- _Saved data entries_
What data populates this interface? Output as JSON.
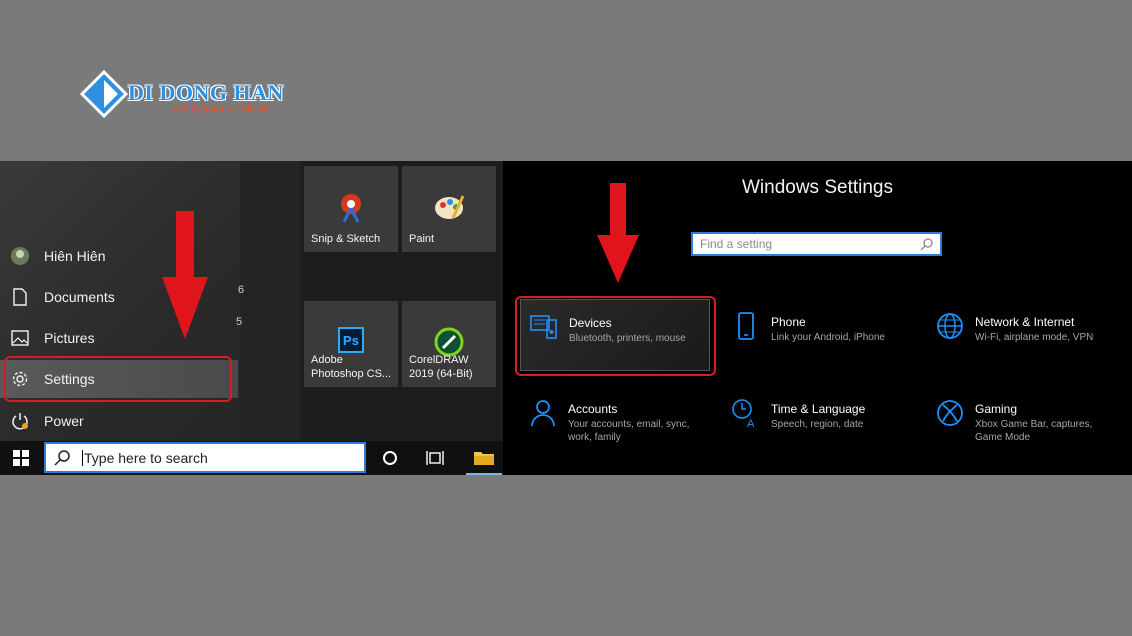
{
  "logo": {
    "brand": "DI DONG HAN",
    "tagline": "Trải nghiệm & Gắn bó"
  },
  "start_menu": {
    "items": [
      {
        "label": "Hiên Hiên",
        "icon": "user-avatar"
      },
      {
        "label": "Documents",
        "icon": "document-icon"
      },
      {
        "label": "Pictures",
        "icon": "pictures-icon"
      },
      {
        "label": "Settings",
        "icon": "gear-icon"
      },
      {
        "label": "Power",
        "icon": "power-icon"
      }
    ],
    "stray_chars": [
      "6",
      "5"
    ],
    "tiles": [
      {
        "label": "Snip & Sketch",
        "icon": "snip-sketch-icon"
      },
      {
        "label": "Paint",
        "icon": "paint-icon"
      },
      {
        "label": "Adobe\nPhotoshop CS...",
        "icon": "photoshop-icon",
        "icon_text": "Ps"
      },
      {
        "label": "CorelDRAW\n2019 (64-Bit)",
        "icon": "coreldraw-icon"
      }
    ]
  },
  "taskbar": {
    "search_placeholder": "Type here to search"
  },
  "settings": {
    "title": "Windows Settings",
    "search_placeholder": "Find a setting",
    "categories": [
      {
        "title": "Devices",
        "desc": "Bluetooth, printers, mouse",
        "icon": "devices-icon"
      },
      {
        "title": "Phone",
        "desc": "Link your Android, iPhone",
        "icon": "phone-icon"
      },
      {
        "title": "Network & Internet",
        "desc": "Wi-Fi, airplane mode, VPN",
        "icon": "globe-icon"
      },
      {
        "title": "Accounts",
        "desc": "Your accounts, email, sync, work, family",
        "icon": "person-icon"
      },
      {
        "title": "Time & Language",
        "desc": "Speech, region, date",
        "icon": "time-language-icon"
      },
      {
        "title": "Gaming",
        "desc": "Xbox Game Bar, captures, Game Mode",
        "icon": "xbox-icon"
      }
    ]
  },
  "colors": {
    "accent": "#2d7cd8",
    "highlight": "#d91c1c",
    "settings_icon": "#1e90ff"
  }
}
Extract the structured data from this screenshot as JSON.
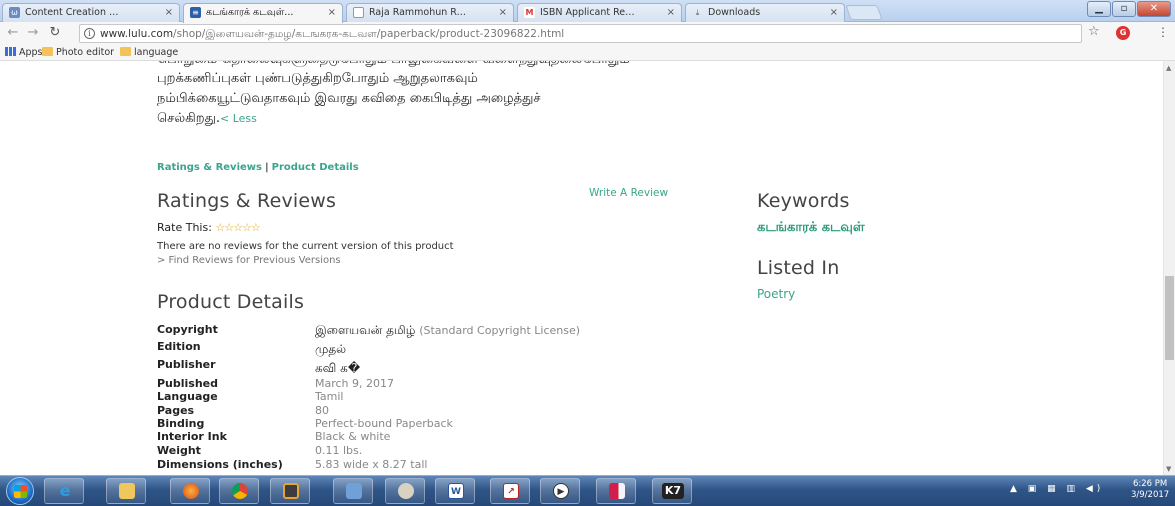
{
  "browser": {
    "tabs": [
      {
        "title": "Content Creation Wizard",
        "active": false
      },
      {
        "title": "கடங்காரக் கடவுள்...",
        "active": true
      },
      {
        "title": "Raja Rammohun Roy Na",
        "active": false
      },
      {
        "title": "ISBN Applicant Registrat",
        "active": false
      },
      {
        "title": "Downloads",
        "active": false
      }
    ],
    "close_glyph": "×",
    "url_host": "www.lulu.com",
    "url_path": "/shop/இளையவன்-தமழ/கடஙகரக-கடவள/paperback/product-23096822.html",
    "bookmarks": [
      "Apps",
      "Photo editor",
      "language"
    ]
  },
  "page": {
    "description_cut": "பொறுமை தொலைவுகளுதைடுபோதும் பாலுகைவளை வளைந்துவுதலைபோதும்",
    "description_lines": [
      "புறக்கணிப்புகள் புண்படுத்துகிறபோதும் ஆறுதலாகவும்",
      "நம்பிக்கையூட்டுவதாகவும் இவரது கவிதை கைபிடித்து அழைத்துச்",
      "செல்கிறது."
    ],
    "less_link": "< Less",
    "tab_links": [
      "Ratings & Reviews",
      "Product Details"
    ],
    "tab_sep": "|",
    "ratings": {
      "heading": "Ratings & Reviews",
      "write_review": "Write A Review",
      "rate_this": "Rate This:",
      "stars": "☆☆☆☆☆",
      "no_reviews": "There are no reviews for the current version of this product",
      "find_previous": "> Find Reviews for Previous Versions"
    },
    "keywords": {
      "heading": "Keywords",
      "value": "கடங்காரக் கடவுள்"
    },
    "listed_in": {
      "heading": "Listed In",
      "value": "Poetry"
    },
    "product_details": {
      "heading": "Product Details",
      "rows": [
        {
          "label": "Copyright",
          "value": "இளையவன் தமிழ்",
          "extra": "(Standard Copyright License)"
        },
        {
          "label": "Edition",
          "value": "முதல்"
        },
        {
          "label": "Publisher",
          "value": "கவி க�"
        },
        {
          "label": "Published",
          "value": "March 9, 2017"
        },
        {
          "label": "Language",
          "value": "Tamil"
        },
        {
          "label": "Pages",
          "value": "80"
        },
        {
          "label": "Binding",
          "value": "Perfect-bound Paperback"
        },
        {
          "label": "Interior Ink",
          "value": "Black & white"
        },
        {
          "label": "Weight",
          "value": "0.11 lbs."
        },
        {
          "label": "Dimensions (inches)",
          "value": "5.83 wide x 8.27 tall"
        }
      ]
    }
  },
  "taskbar": {
    "apps": [
      "internet-explorer",
      "file-explorer",
      "firefox",
      "chrome",
      "media-player",
      "control-panel",
      "paint",
      "word",
      "excel",
      "powerpoint-viewer",
      "presentation",
      "k7"
    ],
    "k7_label": "K7",
    "time": "6:26 PM",
    "date": "3/9/2017"
  },
  "colors": {
    "link_green": "#3aa58a",
    "keyword_green": "#2a9a7a",
    "star_gold": "#e3a61b"
  }
}
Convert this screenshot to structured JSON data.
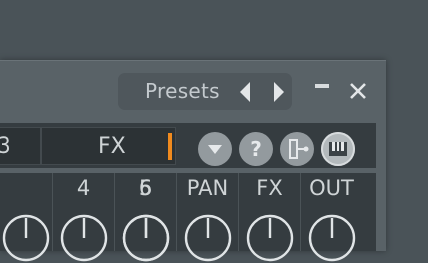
{
  "window": {
    "presets_label": "Presets",
    "minimize_icon": "minimize-icon",
    "close_icon": "close-icon"
  },
  "toolbar": {
    "slot_number": "3",
    "fx_label": "FX",
    "accent_color": "#f08a1e",
    "buttons": [
      "menu-arrow-icon",
      "help-icon",
      "routing-icon",
      "piano-icon"
    ]
  },
  "mixer": {
    "columns": [
      "",
      "4",
      "5",
      "6",
      "PAN",
      "FX",
      "OUT"
    ]
  }
}
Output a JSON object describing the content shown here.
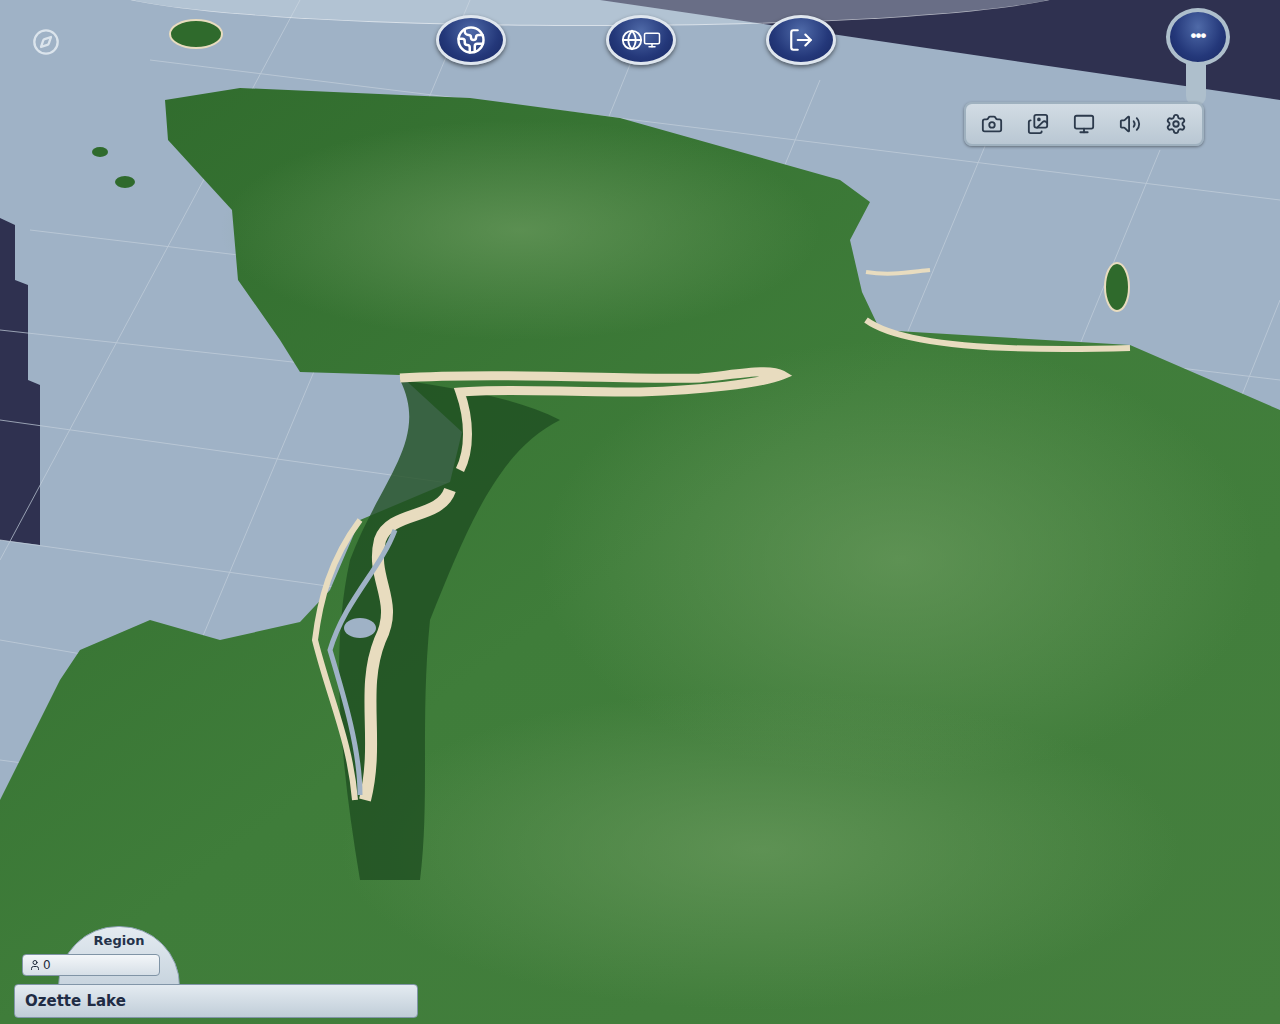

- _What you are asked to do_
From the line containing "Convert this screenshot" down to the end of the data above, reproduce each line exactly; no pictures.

- _Output for this task_
Convert this screenshot to structured JSON data.
{
  "window": {
    "presets_label": "Presets",
    "minimize_icon": "minimize-icon",
    "close_icon": "close-icon"
  },
  "toolbar": {
    "slot_number": "3",
    "fx_label": "FX",
    "accent_color": "#f08a1e",
    "buttons": [
      "menu-arrow-icon",
      "help-icon",
      "routing-icon",
      "piano-icon"
    ]
  },
  "mixer": {
    "columns": [
      "",
      "4",
      "5",
      "6",
      "PAN",
      "FX",
      "OUT"
    ]
  }
}
Output a JSON object describing the content shown here.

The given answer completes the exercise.